Shan Xiumei and her handmade dolls [Photo/]


Although not as well-known as American Barbie dolls, Shan Xiumei's handmade dolls are popular in China's Northwest Xinjiang Uygur autonomous region.


Inspired by Barbie dolls, Shan, a Han woman from Xinjiang, started making the dolls 18 years ago, when the area started to take off as a tourist destination.


"My family was very poor when I was young. There were no toys for children, but my mother made a doll for me. I liked it very much and started to make dolls myself from then," Shan said.


To make her dolls unique, Shan invented the craftsmanship of Xiusu, which uses special techniques including embroidery and sculpture.


Like Barbie dolls, the clothing of Xiusu dolls can be changed. But Shan's dolls are purely handcrafted rather than made from molds, and the facial expression of each doll is unique.


To better simulate human skin, Shan adopts special materials and even real make-up for the dolls. The size of Shan's dolls also vary, from as tiny as a finger nail to as big as a real person.


Shan Xiumei's handmade dolls [Photo/]


Shan's doll-making business soon boomed, but her original intention for making the dolls was not just as souvenirs to sell and make money.

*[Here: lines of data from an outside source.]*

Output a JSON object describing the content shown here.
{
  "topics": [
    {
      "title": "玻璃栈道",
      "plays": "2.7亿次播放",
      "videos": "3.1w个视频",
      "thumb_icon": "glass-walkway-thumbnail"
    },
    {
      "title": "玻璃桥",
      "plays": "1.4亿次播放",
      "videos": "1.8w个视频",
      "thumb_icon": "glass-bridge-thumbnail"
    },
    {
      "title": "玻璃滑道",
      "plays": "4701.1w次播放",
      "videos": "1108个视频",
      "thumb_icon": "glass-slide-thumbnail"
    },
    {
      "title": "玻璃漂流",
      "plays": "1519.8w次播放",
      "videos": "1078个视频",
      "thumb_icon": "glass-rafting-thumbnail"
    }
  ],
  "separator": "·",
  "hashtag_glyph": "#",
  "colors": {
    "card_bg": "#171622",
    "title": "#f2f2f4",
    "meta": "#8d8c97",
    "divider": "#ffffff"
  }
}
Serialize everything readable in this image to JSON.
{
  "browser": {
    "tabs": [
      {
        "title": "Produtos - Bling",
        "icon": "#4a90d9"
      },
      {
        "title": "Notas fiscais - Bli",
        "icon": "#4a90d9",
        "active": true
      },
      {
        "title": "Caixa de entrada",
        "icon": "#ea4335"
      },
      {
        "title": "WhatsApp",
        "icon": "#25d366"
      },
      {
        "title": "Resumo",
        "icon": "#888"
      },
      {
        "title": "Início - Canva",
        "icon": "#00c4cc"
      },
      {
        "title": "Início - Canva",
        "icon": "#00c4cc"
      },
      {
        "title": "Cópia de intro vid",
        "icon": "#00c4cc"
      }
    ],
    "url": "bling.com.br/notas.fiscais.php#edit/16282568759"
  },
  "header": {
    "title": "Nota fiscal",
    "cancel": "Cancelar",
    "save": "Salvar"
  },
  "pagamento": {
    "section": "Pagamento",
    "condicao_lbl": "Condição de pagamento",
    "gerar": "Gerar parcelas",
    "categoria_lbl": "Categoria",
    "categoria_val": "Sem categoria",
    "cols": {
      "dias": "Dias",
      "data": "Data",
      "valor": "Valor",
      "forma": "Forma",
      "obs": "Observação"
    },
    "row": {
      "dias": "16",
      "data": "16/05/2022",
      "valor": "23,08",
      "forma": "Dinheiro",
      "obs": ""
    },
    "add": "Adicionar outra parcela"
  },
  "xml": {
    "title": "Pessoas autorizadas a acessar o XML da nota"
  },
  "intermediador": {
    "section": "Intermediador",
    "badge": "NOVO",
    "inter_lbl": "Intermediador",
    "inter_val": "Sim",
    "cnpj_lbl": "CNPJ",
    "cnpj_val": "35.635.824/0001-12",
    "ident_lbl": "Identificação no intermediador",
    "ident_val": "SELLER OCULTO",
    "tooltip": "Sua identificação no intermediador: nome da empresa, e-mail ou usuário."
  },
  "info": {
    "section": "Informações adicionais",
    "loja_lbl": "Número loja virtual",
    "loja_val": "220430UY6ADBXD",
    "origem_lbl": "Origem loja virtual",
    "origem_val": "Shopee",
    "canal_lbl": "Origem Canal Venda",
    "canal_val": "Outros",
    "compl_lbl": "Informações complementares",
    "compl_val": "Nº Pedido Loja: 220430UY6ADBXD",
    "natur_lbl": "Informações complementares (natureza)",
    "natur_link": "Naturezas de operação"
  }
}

"It is a cultural product that displays the beauty of Xinjiang. People in Xinjiang are so beautiful that I want to show their beauty to the world through my dolls," she said.


Xinjiang is home to 47 ethnic groups including Han, Kazak, Mongol, Tajik and Uygur.


Shan has been making dolls featuring diverse characters of ethnic minorities in the region. She said she has lived with different people so that she can fully understand them.


"When I want to make a dancing girl, I collect many materials according to not only what skirts they wear, but also what kind of dance they usually preform based on their custom. During the process, I better understand Xinjiang and people living here, as well as their culture," Shan said.


In April, Shan traveled more than 4,000 km and spent more than 10 days meeting hundreds of Kyrgyz people, to complete dolls from the Kyrgyz epic "Manas", which is included in the UNESCO list of masterpieces of intangible cultural heritage of humanity.


"To make perfect dolls, it is necessary to see the real lives of the people instead of pictures in books," she said.


"Cultural products such as Xiusu dolls play a significant role not only in the development of tourism in Xinjiang, but in the cultural communication between China and the rest of world," Shan said.


Around 50,000 Xiusu dolls from Shan's workshop are sold every year.


"Many foreign tourists told us they loved the dolls because they reflected the real lives of the people in Xinjiang," Shan added.


Shan's dolls have been collected by the National Museum of China. In 2014, she was given an award of excellence by the World Crafts Council for her work Macy's Lev, depicting the entertainment activities of the Uygur people.


In 2017, the China National Arts Fund launched a training project to cultivate Xiusu skills. Thirteen trainees out of more than 100 applicants were selected.


"I believe that they will create more diverse Xiusu dolls to show the beauty of Xinjiang to more people," Shan said.